Guinea, which finished level with Mali in their group after drawing their three matches, qualified for the quarter-finals after the drawing of lots. It was the first time lots decided a team’s qualification in the tournament since 1988, when Algeria advanced at Ivory Coast’s expense.
The Confederation of African Soccer (CAF) has said that alternative systems to separate teams would be considered.
“It’s not fair to have a team going out like this,” said CAF media director Junior Binyam. “It really is the worst decision to have to make a decision this way because everybody expected it would be decided on the field.”
Equatorial Guinea advanced to the Final Four with a historic 2-1 win over 2004 champions Tunisia, which conceded a controversial penalty in the 91st minute and lost 2-1 in overtime.
“We are so happy to be in the semi-finals, and the key to our victory was passion,” said defender Rui Da Gracia. “The referee is the boss on the pitch and if he says it’s a penalty, it’s a penalty. I don’t care about it.”
Tunisia’s coach, Georges Leekens, was obviously upset with the result.
“The referee has made a huge error,” said Leekens. “It’s an injustice. In all my 45 years in football, 15 as a player and 30 as a coach, I’ve never seen anything like it. The result was forced. I can’t accept it. We played a good game, we’ve worked like mad men, we had a difficult first two weeks and we didn’t deserve that. If they had played better than us, then I would accept defeat but I can’t in this fashion.”
Originally eliminated from qualifying for the finals after fielding an ineligible player, Equatorial Guinea was reinstated last November when Morocco declined to host the tournament following the Ebola crisis.
The Central African country is ranked 118th in the world while Tunisia – at number 22 – is Africa’s second-highest ranked nation behind Algeria, which is in the 18th slot.
The Democratic Republic of Congo overcame a two-goal deficit to defeat neighbours Congo 4-2.
“We never lost hope and confidence that we could still win the match,” said the winning team’s coach, Florent Ibenge. “We changed tactics and formation after we went 2-0 down because I noticed the Congo defence was getting tired. If we had lost to Congo, it would amount to us not doing anything at this tournament. A defeat today would have been a lot tougher on us.”
The Democratic Republic of Congo met Ivory Coast yesterday in the other semi-finals.
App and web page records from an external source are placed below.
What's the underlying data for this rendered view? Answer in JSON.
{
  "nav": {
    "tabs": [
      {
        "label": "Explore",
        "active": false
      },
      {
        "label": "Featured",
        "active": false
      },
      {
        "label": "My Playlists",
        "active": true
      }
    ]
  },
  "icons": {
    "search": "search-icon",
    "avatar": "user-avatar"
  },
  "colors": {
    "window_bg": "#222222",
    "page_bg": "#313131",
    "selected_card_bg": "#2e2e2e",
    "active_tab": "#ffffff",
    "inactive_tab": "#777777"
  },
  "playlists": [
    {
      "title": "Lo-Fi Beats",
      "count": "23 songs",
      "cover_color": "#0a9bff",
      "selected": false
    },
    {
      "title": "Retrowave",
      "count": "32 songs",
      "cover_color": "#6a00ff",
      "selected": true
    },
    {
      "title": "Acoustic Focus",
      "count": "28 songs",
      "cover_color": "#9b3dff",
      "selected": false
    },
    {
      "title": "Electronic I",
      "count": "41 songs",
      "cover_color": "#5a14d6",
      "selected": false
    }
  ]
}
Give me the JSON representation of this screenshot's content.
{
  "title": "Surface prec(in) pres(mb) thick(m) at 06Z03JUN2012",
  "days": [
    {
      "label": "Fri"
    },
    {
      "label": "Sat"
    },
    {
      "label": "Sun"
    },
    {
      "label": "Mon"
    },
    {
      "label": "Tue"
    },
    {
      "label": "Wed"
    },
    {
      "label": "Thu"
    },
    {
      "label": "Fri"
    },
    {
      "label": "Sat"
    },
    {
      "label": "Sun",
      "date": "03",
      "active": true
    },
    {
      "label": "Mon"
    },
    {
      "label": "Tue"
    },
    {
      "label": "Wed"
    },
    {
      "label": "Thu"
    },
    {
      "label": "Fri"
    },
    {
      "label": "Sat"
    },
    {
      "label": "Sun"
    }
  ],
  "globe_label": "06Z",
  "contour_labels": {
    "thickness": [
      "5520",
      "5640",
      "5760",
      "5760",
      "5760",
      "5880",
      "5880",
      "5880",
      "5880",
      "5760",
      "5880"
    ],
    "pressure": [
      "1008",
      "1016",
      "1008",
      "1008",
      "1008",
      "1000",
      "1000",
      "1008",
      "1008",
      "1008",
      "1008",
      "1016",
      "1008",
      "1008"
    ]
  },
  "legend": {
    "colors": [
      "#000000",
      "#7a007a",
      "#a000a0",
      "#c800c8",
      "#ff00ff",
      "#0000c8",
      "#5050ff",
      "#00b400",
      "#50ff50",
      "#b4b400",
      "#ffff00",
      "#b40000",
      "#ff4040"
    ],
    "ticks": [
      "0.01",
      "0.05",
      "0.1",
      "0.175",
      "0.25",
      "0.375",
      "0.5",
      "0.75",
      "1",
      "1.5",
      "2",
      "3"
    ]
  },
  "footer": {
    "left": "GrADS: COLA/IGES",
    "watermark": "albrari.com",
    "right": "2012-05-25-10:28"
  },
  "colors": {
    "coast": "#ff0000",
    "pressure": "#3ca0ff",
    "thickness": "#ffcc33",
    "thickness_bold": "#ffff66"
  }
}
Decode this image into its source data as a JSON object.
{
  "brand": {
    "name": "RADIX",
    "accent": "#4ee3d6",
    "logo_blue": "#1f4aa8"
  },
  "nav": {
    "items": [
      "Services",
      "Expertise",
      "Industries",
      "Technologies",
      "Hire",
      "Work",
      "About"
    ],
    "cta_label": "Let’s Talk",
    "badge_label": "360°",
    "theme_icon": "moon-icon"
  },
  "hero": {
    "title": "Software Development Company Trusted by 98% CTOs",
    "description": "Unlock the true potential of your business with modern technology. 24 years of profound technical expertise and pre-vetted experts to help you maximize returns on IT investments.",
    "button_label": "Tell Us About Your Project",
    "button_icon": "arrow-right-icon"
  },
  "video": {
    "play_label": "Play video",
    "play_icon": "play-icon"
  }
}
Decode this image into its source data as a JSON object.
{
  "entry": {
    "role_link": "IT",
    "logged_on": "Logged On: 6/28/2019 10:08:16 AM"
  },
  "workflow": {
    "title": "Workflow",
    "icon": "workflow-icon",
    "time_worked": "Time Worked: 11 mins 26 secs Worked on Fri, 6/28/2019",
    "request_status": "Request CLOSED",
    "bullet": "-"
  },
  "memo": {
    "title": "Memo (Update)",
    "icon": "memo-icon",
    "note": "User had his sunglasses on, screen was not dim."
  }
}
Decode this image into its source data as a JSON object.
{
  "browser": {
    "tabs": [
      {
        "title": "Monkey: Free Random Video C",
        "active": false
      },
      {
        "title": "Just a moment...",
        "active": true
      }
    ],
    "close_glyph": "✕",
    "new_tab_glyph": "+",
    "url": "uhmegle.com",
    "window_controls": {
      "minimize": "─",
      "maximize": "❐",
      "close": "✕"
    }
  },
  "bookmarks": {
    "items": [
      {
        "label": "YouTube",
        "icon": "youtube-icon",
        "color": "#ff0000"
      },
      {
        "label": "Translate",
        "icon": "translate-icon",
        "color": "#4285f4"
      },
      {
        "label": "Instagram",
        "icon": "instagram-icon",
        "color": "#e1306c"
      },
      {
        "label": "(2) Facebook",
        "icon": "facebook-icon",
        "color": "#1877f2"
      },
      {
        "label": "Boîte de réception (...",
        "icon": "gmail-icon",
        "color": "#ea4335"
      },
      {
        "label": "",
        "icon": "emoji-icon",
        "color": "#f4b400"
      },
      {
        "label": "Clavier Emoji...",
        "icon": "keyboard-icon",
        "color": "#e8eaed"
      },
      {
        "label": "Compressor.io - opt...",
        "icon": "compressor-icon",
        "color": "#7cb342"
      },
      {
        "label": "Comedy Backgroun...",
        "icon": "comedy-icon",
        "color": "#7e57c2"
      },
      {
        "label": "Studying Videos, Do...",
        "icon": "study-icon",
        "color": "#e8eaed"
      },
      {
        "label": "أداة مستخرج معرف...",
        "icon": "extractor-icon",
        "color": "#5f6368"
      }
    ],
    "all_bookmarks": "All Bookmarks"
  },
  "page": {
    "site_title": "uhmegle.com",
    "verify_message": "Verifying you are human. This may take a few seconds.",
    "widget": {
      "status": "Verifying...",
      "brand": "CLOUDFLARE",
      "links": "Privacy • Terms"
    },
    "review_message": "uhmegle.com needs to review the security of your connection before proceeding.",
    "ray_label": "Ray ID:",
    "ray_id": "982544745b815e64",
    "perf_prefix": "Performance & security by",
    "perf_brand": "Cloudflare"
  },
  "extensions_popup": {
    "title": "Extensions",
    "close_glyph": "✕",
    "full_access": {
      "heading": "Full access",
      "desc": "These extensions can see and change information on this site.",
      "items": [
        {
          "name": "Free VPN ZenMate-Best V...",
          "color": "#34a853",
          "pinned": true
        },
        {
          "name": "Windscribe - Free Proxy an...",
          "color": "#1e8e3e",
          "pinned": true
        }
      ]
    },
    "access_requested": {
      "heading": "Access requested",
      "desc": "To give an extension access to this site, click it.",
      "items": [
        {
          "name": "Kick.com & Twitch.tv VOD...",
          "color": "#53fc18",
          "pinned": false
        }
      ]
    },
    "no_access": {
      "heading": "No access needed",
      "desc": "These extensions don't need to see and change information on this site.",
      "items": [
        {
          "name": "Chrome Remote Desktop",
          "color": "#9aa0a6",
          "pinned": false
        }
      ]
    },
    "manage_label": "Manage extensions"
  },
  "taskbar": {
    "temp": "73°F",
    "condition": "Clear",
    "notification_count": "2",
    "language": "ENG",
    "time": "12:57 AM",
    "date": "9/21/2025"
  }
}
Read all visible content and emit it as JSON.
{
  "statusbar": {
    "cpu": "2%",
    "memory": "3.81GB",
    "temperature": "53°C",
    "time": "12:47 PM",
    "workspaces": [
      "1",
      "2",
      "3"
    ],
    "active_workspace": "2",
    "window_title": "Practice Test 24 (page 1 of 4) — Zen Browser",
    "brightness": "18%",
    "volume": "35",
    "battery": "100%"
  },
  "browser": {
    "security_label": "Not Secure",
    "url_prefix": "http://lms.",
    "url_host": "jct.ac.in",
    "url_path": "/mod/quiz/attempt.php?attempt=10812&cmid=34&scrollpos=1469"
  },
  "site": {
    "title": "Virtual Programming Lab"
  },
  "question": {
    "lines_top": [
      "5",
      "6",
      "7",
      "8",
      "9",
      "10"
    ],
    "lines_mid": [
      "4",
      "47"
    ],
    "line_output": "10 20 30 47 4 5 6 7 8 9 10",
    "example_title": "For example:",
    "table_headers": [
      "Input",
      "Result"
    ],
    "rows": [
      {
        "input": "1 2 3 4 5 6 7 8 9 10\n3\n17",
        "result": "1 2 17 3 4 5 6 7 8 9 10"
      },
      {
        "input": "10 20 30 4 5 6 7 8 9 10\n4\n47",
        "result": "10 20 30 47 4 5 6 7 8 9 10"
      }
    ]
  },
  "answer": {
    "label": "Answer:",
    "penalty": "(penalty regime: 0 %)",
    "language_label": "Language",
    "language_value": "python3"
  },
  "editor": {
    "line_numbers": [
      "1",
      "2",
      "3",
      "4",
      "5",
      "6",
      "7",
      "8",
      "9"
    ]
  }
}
Manchester City forward Wilfried Bony scored twice to lead the 1992 champions to a 3-1 win over 1990 champions Algeria last Sunday.
“I think we have beaten the best team in the tournament,” said Ivory Coast coach Herve Renard, who led Zambia to the 2012 title. “We needed to be very well organized and try to counter a team which is very strong individually.”
Ivory Coast, which won the tournament 23 years ago and is the 28th-ranked team in world soccer, returned to the semi-finals for the fourth time.
The third-place playoff game takes place on Saturday while the final is on Sunday.